• [Exercise directions]: Look through the records below and say how many lines include "will". Give only that number.

══════════════════════════════

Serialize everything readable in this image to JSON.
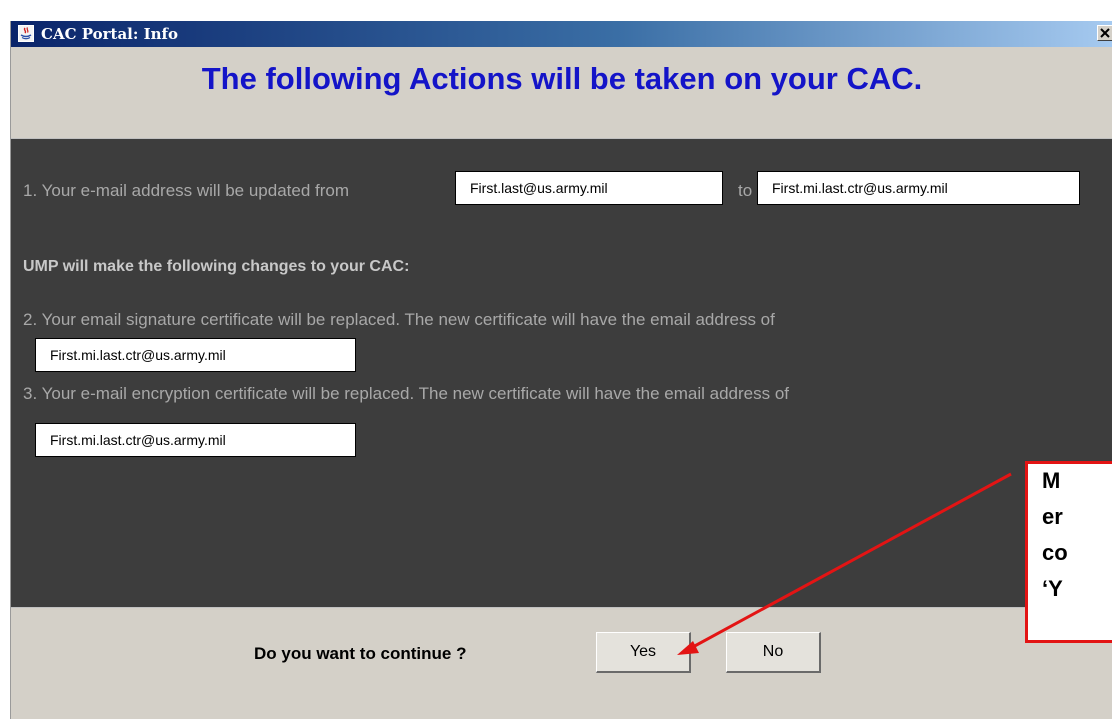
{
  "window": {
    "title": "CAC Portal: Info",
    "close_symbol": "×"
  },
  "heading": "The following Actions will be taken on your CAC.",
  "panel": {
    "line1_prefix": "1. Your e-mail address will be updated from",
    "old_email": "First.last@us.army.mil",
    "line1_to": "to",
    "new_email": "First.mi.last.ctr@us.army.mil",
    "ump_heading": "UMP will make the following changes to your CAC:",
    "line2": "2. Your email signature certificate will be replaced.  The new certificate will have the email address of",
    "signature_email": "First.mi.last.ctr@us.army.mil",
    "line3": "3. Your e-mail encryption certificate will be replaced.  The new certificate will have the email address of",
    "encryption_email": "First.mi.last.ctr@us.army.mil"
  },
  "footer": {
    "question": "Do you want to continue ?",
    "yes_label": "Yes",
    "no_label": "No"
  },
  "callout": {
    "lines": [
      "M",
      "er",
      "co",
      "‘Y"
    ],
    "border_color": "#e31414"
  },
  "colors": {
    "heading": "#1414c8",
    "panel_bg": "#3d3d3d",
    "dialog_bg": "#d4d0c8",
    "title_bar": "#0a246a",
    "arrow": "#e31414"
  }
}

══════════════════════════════

• [Output for this exercise]: 5